Alternative approaches to the criminalization of drugs: A drug policy research program for BC

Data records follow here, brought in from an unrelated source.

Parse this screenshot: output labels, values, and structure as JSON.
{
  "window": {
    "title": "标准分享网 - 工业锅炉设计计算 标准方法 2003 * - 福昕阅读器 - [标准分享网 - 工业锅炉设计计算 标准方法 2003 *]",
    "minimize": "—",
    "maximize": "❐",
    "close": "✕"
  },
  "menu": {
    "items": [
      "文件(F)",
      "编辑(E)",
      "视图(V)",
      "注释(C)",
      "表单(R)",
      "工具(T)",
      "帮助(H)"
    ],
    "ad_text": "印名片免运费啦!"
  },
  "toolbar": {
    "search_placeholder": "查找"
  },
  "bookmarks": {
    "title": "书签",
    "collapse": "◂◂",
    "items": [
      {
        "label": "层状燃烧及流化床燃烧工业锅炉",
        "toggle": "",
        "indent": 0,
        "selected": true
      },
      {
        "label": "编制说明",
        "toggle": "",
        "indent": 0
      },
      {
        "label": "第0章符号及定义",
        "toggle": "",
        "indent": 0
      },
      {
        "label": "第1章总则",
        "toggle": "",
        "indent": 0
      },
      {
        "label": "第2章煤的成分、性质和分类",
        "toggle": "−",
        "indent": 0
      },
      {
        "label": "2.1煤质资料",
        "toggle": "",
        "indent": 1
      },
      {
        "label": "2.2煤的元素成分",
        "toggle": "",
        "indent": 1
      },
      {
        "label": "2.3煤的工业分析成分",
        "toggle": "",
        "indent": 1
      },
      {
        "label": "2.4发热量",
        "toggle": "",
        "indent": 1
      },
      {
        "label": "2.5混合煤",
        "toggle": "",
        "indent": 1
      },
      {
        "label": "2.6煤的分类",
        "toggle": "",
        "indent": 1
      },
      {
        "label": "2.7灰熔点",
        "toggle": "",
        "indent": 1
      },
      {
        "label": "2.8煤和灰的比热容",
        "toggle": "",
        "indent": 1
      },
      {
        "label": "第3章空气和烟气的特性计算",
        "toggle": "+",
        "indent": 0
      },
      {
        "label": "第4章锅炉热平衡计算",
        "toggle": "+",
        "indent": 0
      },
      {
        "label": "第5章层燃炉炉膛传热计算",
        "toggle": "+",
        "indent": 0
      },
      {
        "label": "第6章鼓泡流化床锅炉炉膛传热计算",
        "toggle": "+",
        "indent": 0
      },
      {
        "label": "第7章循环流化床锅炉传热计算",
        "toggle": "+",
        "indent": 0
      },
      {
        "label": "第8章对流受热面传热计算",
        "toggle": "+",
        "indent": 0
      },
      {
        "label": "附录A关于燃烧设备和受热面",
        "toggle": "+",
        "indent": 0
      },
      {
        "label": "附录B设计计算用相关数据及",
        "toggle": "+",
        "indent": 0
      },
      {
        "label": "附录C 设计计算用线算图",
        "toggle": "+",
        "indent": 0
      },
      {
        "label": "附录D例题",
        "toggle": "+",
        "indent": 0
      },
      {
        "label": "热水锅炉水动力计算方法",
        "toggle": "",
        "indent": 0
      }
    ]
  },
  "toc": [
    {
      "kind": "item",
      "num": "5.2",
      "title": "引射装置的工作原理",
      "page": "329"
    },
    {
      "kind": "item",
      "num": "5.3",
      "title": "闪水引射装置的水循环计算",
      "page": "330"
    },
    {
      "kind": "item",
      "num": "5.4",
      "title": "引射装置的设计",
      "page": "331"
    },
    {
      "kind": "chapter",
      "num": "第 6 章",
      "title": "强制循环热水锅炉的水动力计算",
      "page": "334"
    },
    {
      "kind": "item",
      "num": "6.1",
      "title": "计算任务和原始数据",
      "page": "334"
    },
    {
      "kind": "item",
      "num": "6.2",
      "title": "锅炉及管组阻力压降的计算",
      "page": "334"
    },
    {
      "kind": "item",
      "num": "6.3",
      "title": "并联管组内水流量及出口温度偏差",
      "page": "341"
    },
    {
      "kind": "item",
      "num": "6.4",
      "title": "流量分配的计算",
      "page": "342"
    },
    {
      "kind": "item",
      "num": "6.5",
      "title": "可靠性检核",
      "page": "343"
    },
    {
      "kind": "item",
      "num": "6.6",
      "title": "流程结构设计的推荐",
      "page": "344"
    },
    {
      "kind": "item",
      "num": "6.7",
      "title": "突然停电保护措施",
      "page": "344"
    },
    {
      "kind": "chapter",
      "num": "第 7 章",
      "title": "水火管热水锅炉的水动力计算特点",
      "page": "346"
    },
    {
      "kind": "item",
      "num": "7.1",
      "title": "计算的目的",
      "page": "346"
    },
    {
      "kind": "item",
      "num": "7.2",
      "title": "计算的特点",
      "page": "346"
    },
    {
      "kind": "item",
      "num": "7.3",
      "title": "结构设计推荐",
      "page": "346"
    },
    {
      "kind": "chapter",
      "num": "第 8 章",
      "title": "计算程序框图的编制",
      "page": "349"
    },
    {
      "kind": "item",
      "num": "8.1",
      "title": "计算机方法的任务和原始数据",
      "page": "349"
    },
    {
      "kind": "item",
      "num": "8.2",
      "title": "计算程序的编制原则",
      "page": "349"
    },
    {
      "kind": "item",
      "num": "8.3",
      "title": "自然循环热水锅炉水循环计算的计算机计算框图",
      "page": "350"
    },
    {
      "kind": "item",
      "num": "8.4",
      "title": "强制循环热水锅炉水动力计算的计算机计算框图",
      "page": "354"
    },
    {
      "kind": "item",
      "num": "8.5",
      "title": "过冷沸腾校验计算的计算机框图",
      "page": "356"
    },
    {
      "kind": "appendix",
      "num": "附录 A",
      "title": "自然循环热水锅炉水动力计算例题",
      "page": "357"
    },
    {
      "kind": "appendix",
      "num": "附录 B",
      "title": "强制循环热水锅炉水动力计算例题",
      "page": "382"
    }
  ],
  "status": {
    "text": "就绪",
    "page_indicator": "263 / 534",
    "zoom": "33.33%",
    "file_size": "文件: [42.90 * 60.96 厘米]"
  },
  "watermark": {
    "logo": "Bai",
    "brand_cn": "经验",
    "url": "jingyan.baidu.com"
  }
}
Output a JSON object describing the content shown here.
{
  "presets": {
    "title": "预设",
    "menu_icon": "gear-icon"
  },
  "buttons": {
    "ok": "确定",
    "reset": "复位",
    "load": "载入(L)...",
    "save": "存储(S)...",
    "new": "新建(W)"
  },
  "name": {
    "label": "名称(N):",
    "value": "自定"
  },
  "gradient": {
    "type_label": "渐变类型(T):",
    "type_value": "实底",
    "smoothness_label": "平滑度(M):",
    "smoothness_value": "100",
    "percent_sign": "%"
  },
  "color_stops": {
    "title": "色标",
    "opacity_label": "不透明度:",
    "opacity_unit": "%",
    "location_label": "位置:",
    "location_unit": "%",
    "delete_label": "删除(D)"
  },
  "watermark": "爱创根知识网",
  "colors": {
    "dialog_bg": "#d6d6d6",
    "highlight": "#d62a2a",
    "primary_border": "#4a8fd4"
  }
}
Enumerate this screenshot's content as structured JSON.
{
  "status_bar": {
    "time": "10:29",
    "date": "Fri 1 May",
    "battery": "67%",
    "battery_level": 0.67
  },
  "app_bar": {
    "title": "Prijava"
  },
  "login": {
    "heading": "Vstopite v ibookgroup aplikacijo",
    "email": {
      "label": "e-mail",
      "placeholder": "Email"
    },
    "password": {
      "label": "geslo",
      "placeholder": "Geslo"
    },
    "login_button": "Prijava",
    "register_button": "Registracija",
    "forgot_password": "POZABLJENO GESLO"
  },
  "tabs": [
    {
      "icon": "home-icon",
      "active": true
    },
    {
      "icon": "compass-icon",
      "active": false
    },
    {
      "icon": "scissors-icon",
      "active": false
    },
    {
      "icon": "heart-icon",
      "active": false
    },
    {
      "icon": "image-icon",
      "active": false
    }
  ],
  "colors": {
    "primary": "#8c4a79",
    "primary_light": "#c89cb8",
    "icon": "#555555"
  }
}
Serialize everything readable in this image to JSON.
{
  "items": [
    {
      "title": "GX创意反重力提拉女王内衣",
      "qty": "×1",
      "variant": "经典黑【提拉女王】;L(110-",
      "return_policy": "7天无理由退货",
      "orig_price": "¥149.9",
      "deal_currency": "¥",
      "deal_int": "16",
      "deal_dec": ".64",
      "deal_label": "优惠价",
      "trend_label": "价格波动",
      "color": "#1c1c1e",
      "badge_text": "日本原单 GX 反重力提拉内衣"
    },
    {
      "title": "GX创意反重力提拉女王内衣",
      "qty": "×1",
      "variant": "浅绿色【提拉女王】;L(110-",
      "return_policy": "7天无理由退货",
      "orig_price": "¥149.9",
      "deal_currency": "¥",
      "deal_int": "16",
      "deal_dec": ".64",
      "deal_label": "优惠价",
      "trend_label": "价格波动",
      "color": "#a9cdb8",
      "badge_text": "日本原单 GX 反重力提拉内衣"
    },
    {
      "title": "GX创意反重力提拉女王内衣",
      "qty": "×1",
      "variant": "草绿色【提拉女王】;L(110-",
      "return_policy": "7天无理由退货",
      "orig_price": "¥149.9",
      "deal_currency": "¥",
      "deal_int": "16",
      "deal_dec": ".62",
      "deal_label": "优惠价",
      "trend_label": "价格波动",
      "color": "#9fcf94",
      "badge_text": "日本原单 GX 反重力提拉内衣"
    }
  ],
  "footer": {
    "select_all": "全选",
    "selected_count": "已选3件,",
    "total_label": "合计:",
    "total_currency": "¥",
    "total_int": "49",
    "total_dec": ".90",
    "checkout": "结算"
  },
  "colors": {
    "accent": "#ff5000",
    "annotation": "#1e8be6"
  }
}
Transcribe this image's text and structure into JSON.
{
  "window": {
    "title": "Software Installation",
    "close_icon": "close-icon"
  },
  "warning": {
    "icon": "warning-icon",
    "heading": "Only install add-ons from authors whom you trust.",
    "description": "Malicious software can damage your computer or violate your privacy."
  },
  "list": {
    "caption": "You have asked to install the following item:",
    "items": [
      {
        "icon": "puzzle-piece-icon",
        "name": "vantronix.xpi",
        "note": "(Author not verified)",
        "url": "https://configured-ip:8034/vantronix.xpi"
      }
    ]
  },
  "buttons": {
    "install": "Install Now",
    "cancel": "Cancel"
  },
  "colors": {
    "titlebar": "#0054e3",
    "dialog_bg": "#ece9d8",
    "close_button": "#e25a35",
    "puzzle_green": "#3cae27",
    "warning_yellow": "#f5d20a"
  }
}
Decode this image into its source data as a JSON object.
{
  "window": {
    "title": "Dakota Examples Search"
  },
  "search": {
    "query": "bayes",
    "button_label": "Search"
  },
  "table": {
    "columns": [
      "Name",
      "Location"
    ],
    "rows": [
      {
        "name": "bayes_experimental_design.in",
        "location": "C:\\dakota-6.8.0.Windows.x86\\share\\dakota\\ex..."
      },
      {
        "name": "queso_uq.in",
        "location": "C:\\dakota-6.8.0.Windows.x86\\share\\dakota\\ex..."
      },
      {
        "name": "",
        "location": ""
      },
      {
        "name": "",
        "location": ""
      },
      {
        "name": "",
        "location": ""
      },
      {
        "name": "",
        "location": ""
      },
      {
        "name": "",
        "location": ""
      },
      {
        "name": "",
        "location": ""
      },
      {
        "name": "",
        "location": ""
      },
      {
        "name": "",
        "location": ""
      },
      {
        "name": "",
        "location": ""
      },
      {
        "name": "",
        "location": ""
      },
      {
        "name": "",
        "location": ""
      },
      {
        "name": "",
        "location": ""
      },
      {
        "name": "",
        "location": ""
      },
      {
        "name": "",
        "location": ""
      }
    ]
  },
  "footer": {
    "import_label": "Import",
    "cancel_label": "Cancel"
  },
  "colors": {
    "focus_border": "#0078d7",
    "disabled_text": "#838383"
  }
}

The criminalization of drugs contributes to a range of health and social harms for people who use drugs (PWUD) across BC and Canada. Criminalization is a barrier for PWUDs access to health and harm reduction services. It also increases overdose and infectious disease risk and contributes to the over-incarceration of PWUD in Canadian prisons. The harms from criminalization are increasingly recognized by policymakers, scholars, and advocates across Canada. In BC, alternative policy models are being considered, including depenalization, decriminalization, police diversion, and safer supply programs. There is a timely opportunity to investigate the decisions, policies, and interventions related to these alternative approaches that aim to promote health equity for PWUD. This community-engaged research program will engage, work closely with, and gather the views of policymakers, health and justice system actors, PWUD, and other communities impacted by illicit drugs, to ensure the relevance, usefulness, and applicability of findings. Knowledge gained from this research is vital to support and promote health equity for PWUD both in BC and beyond.